• What to do: Take from the entries below the stretch from the line with "Transcribe this image's" through the line with "Give me the", and return it exactly, leaving the pictures out.

• Supplied records:
BEGIN
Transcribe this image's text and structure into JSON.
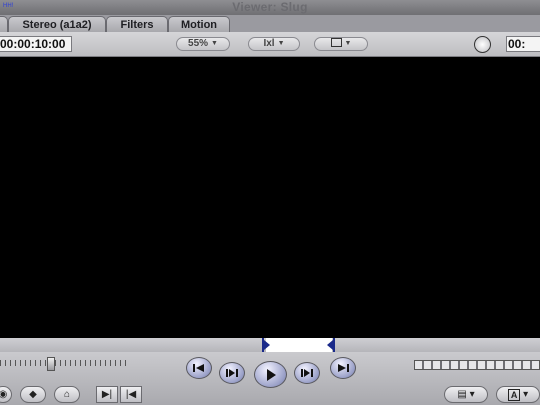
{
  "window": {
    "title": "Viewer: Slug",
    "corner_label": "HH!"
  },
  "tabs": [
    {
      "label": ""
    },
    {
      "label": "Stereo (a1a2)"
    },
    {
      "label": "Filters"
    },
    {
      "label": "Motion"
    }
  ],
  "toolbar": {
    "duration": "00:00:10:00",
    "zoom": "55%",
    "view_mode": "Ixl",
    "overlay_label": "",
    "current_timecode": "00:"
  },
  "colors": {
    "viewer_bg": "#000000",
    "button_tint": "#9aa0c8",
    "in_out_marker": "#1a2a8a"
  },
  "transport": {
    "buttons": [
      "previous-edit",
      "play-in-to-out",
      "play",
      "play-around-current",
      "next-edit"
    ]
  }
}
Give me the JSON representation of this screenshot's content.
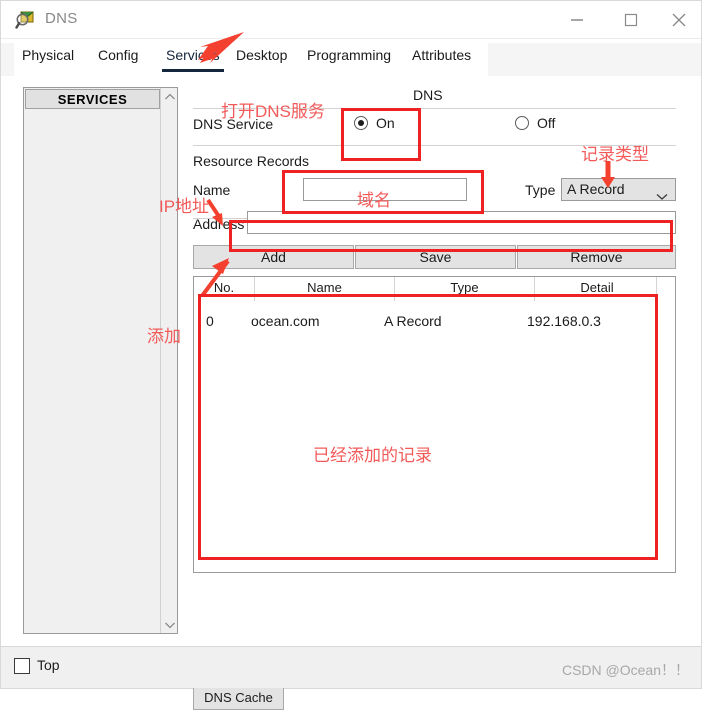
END
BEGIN
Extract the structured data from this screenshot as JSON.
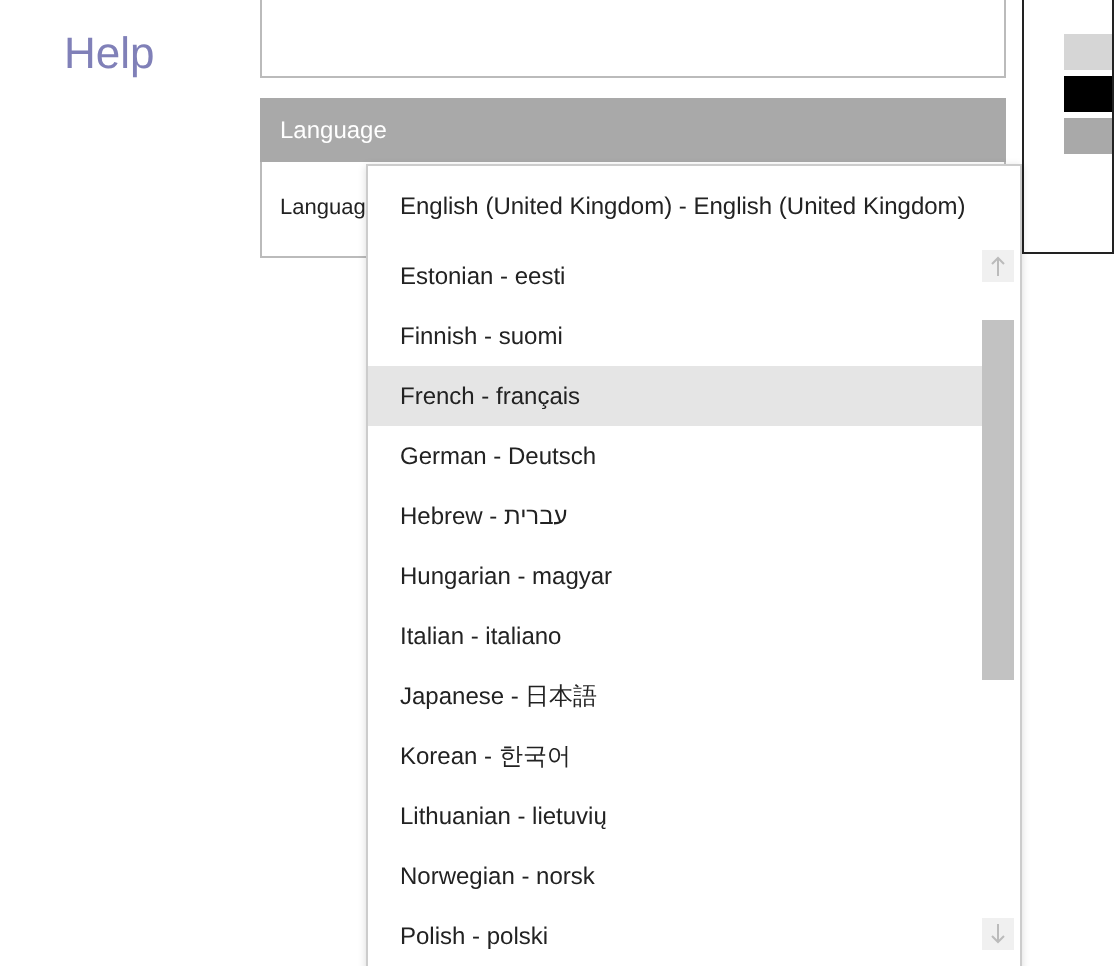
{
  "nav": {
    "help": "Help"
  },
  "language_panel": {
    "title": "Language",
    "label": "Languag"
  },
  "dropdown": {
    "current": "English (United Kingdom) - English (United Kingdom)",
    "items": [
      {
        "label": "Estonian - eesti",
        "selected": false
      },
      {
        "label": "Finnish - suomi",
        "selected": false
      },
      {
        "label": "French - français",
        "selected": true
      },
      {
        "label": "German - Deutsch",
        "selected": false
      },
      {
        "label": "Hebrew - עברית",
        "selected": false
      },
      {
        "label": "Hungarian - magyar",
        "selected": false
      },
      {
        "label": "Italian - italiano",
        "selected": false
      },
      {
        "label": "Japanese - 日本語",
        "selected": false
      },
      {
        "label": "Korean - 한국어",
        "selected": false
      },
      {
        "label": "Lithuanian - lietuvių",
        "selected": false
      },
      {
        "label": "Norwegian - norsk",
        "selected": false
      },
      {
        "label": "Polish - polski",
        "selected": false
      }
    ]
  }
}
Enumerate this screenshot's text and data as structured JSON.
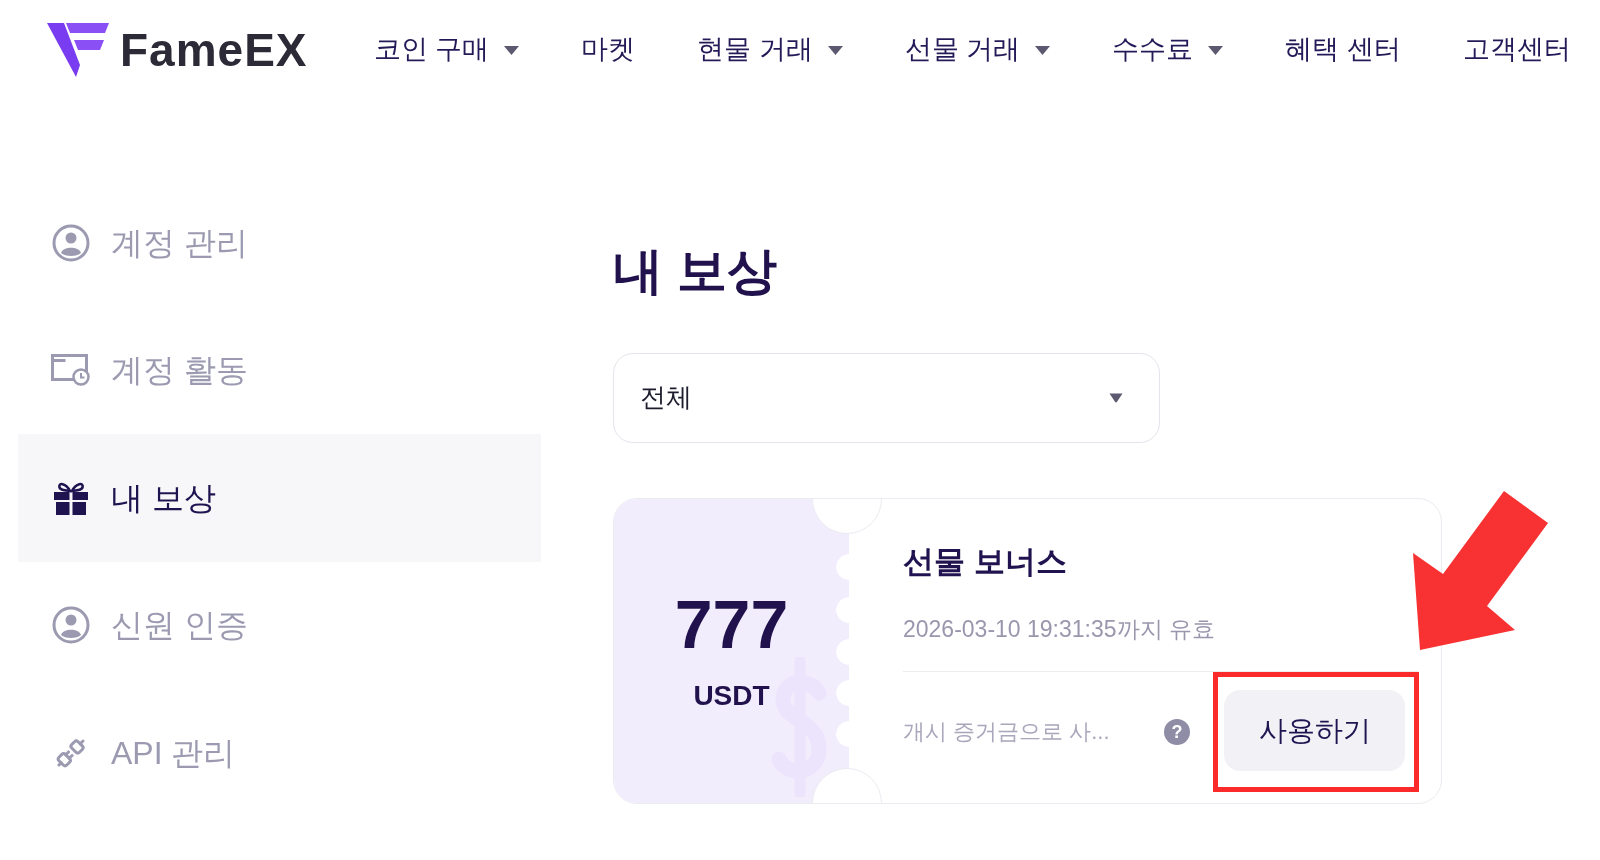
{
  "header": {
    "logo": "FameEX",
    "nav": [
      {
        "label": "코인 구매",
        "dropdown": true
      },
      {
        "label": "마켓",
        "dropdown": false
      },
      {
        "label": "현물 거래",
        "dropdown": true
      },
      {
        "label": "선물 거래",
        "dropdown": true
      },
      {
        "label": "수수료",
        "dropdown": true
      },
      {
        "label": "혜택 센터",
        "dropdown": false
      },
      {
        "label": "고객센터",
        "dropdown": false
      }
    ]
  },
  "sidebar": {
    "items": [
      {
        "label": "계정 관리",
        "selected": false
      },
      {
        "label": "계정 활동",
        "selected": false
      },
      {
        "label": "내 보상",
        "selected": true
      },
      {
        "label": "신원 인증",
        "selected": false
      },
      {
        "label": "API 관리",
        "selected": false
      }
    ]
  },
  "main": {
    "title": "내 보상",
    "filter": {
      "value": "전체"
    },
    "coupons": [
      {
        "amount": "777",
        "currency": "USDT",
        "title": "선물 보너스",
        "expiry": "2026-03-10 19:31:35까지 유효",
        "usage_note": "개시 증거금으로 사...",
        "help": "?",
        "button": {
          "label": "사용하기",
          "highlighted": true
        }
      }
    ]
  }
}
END
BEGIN
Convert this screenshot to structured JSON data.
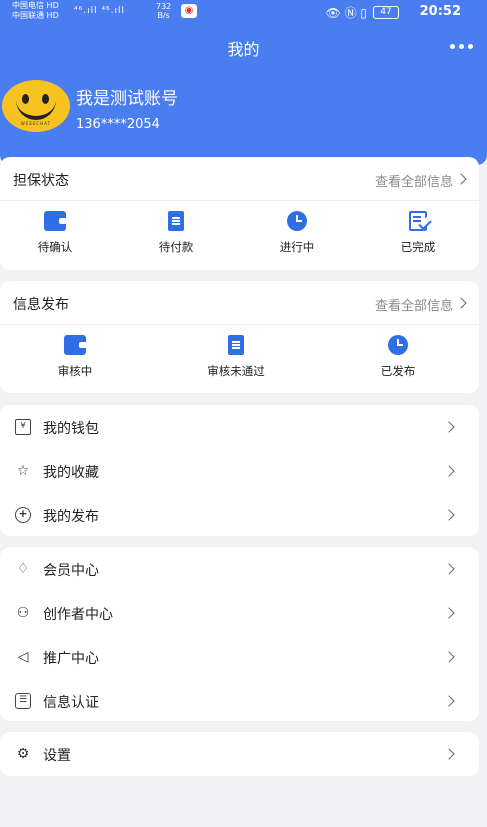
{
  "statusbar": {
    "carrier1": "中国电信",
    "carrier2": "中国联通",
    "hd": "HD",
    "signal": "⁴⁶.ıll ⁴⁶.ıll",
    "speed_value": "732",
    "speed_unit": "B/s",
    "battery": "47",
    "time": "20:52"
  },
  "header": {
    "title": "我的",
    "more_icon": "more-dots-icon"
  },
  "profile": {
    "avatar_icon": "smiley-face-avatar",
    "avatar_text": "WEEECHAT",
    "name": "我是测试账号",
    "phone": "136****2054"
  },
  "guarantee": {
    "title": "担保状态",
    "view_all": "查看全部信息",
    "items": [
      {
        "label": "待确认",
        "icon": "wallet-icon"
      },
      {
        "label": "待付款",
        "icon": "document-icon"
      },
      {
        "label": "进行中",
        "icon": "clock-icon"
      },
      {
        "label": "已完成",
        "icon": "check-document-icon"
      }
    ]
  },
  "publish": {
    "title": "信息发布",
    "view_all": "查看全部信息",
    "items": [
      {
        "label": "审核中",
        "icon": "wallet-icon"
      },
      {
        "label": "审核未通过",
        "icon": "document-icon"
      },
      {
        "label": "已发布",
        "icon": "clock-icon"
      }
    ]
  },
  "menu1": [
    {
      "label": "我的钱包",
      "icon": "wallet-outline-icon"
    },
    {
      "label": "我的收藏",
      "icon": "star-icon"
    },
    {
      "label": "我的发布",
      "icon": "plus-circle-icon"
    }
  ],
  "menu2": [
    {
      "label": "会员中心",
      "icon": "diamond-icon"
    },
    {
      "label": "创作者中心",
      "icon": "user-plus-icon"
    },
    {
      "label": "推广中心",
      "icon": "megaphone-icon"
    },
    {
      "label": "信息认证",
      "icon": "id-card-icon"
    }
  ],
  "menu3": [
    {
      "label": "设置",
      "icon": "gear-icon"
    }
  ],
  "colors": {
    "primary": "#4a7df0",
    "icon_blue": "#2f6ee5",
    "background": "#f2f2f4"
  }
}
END
• Output of the task:
Transcribe this image's text and structure into JSON.
{
  "window": {
    "title": "Viewer: Slug",
    "corner_label": "HH!"
  },
  "tabs": [
    {
      "label": ""
    },
    {
      "label": "Stereo (a1a2)"
    },
    {
      "label": "Filters"
    },
    {
      "label": "Motion"
    }
  ],
  "toolbar": {
    "duration": "00:00:10:00",
    "zoom": "55%",
    "view_mode": "Ixl",
    "overlay_label": "",
    "current_timecode": "00:"
  },
  "colors": {
    "viewer_bg": "#000000",
    "button_tint": "#9aa0c8",
    "in_out_marker": "#1a2a8a"
  },
  "transport": {
    "buttons": [
      "previous-edit",
      "play-in-to-out",
      "play",
      "play-around-current",
      "next-edit"
    ]
  }
}
Give me the JSON representation of this screenshot's content.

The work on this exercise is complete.